Costs How Much?
Why I Taught Myself to Ride a Motorcycle
I lived on Guam back in 1989, but I decided it was time to live my dream of moving to San Francisco. So, in 1990, I arrived in the Bay Area city of Orinda, Calif., moved in with three housemates and began navigating this new-to-me fun community.
You might say the Bay Area is a great place to live without transportation. And, yes, Bay Area Rapid Transit is one of the best subway systems in the United States. But I wanted more independence to explore my surroundings without being on someone else’s timetable.
Well, to my surprise, purchasing a car was not in my budget.
Who knew car insurance was so expensive—for a used vehicle, not to mention a new one—in California?
One day, I was sitting outside a restaurant in Berkeley, Calif., and heard the loud sound of a motorcycle. A light bulb went off. I said to myself, “Self, find out how much it would cost to own a motorcycle.” I always liked motorcycles growing up. And one of my childhood friends owned a Yamaha. I would get in line and wait my turn, riding on the back when I was a kid.
I discovered that, in California, owning a motorcycle was affordable, and insurance did not cost as much as the monthly rent for a studio apartment.
Buying my first motorcycle was easy. I looked in the paper under the “For Sale” area, and there it was: a 1970 Triumph Trophy 250. It was perfect for me, except for one thing. I had no clue how to operate a motorcycle.
I was determined to learn. So I taught myself how to ride this machine.
Was it easy? Heck, no.
I can’t tell you the number of times I fell off the bike, most times standing still, not moving and mainly because I forgot to put down the kickstand. Or trying to figure out how to go from first to second gear without stopping in neutral. And I don’t even want to mention the kick starter.
Remember, I’m learning to ride a motorcycle on the streets of San Francisco.
Yes, I bumped a few car bumpers waiting for the light to turn green while stopped on a hill, rolling backward and waving my hand to say, “Sorry,” to the driver. I must have hit all the nice car drivers, because they never yelled back. Or maybe they saw this woman trying to operate a motorcycle on a hill and felt sorry for me, wondering if I would make it back home that day.
Once I got the hang of riding straight, the next challenge was turning—learning to lean without falling off the bike. This was 1990, and there were no YouTube instructional videos.
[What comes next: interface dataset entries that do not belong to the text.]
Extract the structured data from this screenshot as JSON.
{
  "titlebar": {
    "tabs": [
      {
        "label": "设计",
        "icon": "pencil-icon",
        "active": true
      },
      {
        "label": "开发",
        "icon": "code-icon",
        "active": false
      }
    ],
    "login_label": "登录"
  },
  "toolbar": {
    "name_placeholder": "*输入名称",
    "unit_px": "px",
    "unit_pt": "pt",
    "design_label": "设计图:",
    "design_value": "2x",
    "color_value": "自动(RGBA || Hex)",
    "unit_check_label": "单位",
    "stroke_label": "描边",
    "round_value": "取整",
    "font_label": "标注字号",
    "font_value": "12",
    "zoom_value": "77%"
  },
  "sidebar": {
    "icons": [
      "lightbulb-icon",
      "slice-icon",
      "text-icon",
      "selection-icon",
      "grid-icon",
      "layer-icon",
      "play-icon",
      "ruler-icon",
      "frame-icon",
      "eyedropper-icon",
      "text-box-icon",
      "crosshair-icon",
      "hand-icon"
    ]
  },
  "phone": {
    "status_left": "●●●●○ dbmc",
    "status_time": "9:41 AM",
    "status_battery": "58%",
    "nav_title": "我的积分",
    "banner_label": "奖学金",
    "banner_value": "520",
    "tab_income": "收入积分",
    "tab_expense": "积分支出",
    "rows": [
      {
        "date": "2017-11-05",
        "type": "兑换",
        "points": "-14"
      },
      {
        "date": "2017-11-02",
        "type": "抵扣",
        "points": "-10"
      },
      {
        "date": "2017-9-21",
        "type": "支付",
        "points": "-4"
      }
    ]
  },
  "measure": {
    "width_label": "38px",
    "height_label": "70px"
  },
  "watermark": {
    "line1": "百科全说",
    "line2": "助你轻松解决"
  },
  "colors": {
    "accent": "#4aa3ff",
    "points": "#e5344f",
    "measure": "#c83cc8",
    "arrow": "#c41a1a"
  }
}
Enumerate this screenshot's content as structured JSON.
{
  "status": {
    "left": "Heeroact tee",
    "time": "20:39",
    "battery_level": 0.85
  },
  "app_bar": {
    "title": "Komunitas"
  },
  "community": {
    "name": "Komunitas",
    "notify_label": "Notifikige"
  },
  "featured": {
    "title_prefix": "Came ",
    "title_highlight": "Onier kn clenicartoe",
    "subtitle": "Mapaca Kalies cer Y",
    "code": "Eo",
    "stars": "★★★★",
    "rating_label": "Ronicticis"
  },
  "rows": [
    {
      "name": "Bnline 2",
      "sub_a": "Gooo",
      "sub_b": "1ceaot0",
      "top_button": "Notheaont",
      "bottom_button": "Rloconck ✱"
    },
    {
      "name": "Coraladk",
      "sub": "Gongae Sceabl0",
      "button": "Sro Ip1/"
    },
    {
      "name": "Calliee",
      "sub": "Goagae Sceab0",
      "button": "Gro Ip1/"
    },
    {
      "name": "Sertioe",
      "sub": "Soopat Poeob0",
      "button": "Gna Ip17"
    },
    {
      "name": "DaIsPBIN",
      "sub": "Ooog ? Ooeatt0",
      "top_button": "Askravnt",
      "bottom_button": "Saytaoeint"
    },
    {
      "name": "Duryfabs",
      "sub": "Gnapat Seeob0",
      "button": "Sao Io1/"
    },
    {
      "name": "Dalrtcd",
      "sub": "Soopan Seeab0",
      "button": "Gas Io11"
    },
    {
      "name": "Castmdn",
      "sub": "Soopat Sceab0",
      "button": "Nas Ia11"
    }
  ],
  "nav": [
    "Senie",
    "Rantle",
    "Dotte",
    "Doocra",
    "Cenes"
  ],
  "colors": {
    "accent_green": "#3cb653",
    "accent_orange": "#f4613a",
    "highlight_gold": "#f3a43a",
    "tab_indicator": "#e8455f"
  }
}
Finally, after many weeks of riding almost every day (It doesn’t rain in California. Isn’t that a song?), it became easier and easier to navigate, turn, lean, give it the gas, hold in the clutch and coordinate it all so that it felt normal without thought.
Just when it felt great, someone stole my Triumph while it was parked in front of my house. I was sad, but went right back to the “For Sale” ads and purchased a 400cc Honda Hawk and, finally, a 500cc Honda Shadow. I was now an official “biker.” My love of motorcycles came out of the need to have basic transportation in a very expensive city.
It seems San Francisco will always be in the top five of the most expensive cities to live in, and that was true even back in 1990. But San Francisco will always be a great memory for me, because that is where I learned to love and operate a motorcycle.
Fast forward to 2020, and it’s been 30 years of loving and riding motorcycles.
My largest bike was a 1500cc Kawasaki Vulcan. I now own a 2000 Kawasaki Drifter. And, yes, when I first got her, I forgot to put the kickstand down. You know what happened.
Karen Ward Francisco is an AMA member from Tampa, Fla.